Your assignment = Keeping every line intact, repeat the data word for word.

The input =

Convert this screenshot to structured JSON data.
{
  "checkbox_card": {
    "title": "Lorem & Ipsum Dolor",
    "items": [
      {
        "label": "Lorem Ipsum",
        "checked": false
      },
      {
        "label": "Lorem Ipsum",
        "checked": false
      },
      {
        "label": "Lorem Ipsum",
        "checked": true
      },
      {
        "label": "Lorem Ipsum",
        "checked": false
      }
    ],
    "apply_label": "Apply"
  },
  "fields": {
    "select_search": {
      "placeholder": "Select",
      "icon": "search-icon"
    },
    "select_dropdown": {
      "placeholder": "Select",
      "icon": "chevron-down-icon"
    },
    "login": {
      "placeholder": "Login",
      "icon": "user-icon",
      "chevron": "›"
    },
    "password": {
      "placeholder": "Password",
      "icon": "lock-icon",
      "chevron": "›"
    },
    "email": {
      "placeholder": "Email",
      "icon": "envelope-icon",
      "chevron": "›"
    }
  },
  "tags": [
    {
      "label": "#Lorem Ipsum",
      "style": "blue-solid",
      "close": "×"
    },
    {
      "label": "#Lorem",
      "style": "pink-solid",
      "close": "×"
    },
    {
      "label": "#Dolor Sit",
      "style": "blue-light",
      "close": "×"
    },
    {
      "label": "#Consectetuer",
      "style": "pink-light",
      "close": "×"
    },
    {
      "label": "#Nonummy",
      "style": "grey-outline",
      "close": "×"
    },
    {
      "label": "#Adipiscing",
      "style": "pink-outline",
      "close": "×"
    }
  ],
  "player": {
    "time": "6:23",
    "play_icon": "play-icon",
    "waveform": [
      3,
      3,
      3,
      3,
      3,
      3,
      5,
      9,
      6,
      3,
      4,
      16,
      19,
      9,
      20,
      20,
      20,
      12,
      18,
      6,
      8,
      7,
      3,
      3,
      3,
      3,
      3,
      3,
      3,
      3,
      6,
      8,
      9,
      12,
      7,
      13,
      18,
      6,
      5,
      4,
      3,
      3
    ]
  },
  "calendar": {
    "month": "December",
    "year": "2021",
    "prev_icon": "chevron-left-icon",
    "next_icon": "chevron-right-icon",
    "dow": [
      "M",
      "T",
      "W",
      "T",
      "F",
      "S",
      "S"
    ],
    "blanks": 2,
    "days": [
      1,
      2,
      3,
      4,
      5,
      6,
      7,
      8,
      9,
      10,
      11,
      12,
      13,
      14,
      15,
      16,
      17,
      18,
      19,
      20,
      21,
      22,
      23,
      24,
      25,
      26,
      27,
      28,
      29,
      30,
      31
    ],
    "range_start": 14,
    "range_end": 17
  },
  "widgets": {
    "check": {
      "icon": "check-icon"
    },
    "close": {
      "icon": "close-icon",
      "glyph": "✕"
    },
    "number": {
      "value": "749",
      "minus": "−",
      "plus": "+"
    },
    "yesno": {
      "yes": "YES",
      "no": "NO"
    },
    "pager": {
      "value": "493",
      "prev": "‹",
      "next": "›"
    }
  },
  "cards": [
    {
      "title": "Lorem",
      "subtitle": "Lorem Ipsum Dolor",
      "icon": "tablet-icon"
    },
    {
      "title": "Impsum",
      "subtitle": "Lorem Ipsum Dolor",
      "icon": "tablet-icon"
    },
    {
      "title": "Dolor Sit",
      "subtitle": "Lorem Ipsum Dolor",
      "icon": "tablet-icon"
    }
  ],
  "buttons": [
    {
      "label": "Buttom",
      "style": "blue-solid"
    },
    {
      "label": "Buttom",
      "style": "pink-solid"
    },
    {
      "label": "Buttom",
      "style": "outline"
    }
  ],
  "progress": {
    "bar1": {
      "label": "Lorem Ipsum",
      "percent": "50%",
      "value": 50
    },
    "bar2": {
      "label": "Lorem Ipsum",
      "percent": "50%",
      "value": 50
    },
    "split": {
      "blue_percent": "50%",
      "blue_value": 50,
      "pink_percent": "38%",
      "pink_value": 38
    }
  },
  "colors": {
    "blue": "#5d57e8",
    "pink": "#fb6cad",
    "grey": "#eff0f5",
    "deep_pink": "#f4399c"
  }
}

Answer box =
Convert this screenshot to structured JSON data.
{
  "checkbox_card": {
    "title": "Lorem & Ipsum Dolor",
    "items": [
      {
        "label": "Lorem Ipsum",
        "checked": false
      },
      {
        "label": "Lorem Ipsum",
        "checked": false
      },
      {
        "label": "Lorem Ipsum",
        "checked": true
      },
      {
        "label": "Lorem Ipsum",
        "checked": false
      }
    ],
    "apply_label": "Apply"
  },
  "fields": {
    "select_search": {
      "placeholder": "Select",
      "icon": "search-icon"
    },
    "select_dropdown": {
      "placeholder": "Select",
      "icon": "chevron-down-icon"
    },
    "login": {
      "placeholder": "Login",
      "icon": "user-icon",
      "chevron": "›"
    },
    "password": {
      "placeholder": "Password",
      "icon": "lock-icon",
      "chevron": "›"
    },
    "email": {
      "placeholder": "Email",
      "icon": "envelope-icon",
      "chevron": "›"
    }
  },
  "tags": [
    {
      "label": "#Lorem Ipsum",
      "style": "blue-solid",
      "close": "×"
    },
    {
      "label": "#Lorem",
      "style": "pink-solid",
      "close": "×"
    },
    {
      "label": "#Dolor Sit",
      "style": "blue-light",
      "close": "×"
    },
    {
      "label": "#Consectetuer",
      "style": "pink-light",
      "close": "×"
    },
    {
      "label": "#Nonummy",
      "style": "grey-outline",
      "close": "×"
    },
    {
      "label": "#Adipiscing",
      "style": "pink-outline",
      "close": "×"
    }
  ],
  "player": {
    "time": "6:23",
    "play_icon": "play-icon",
    "waveform": [
      3,
      3,
      3,
      3,
      3,
      3,
      5,
      9,
      6,
      3,
      4,
      16,
      19,
      9,
      20,
      20,
      20,
      12,
      18,
      6,
      8,
      7,
      3,
      3,
      3,
      3,
      3,
      3,
      3,
      3,
      6,
      8,
      9,
      12,
      7,
      13,
      18,
      6,
      5,
      4,
      3,
      3
    ]
  },
  "calendar": {
    "month": "December",
    "year": "2021",
    "prev_icon": "chevron-left-icon",
    "next_icon": "chevron-right-icon",
    "dow": [
      "M",
      "T",
      "W",
      "T",
      "F",
      "S",
      "S"
    ],
    "blanks": 2,
    "days": [
      1,
      2,
      3,
      4,
      5,
      6,
      7,
      8,
      9,
      10,
      11,
      12,
      13,
      14,
      15,
      16,
      17,
      18,
      19,
      20,
      21,
      22,
      23,
      24,
      25,
      26,
      27,
      28,
      29,
      30,
      31
    ],
    "range_start": 14,
    "range_end": 17
  },
  "widgets": {
    "check": {
      "icon": "check-icon"
    },
    "close": {
      "icon": "close-icon",
      "glyph": "✕"
    },
    "number": {
      "value": "749",
      "minus": "−",
      "plus": "+"
    },
    "yesno": {
      "yes": "YES",
      "no": "NO"
    },
    "pager": {
      "value": "493",
      "prev": "‹",
      "next": "›"
    }
  },
  "cards": [
    {
      "title": "Lorem",
      "subtitle": "Lorem Ipsum Dolor",
      "icon": "tablet-icon"
    },
    {
      "title": "Impsum",
      "subtitle": "Lorem Ipsum Dolor",
      "icon": "tablet-icon"
    },
    {
      "title": "Dolor Sit",
      "subtitle": "Lorem Ipsum Dolor",
      "icon": "tablet-icon"
    }
  ],
  "buttons": [
    {
      "label": "Buttom",
      "style": "blue-solid"
    },
    {
      "label": "Buttom",
      "style": "pink-solid"
    },
    {
      "label": "Buttom",
      "style": "outline"
    }
  ],
  "progress": {
    "bar1": {
      "label": "Lorem Ipsum",
      "percent": "50%",
      "value": 50
    },
    "bar2": {
      "label": "Lorem Ipsum",
      "percent": "50%",
      "value": 50
    },
    "split": {
      "blue_percent": "50%",
      "blue_value": 50,
      "pink_percent": "38%",
      "pink_value": 38
    }
  },
  "colors": {
    "blue": "#5d57e8",
    "pink": "#fb6cad",
    "grey": "#eff0f5",
    "deep_pink": "#f4399c"
  }
}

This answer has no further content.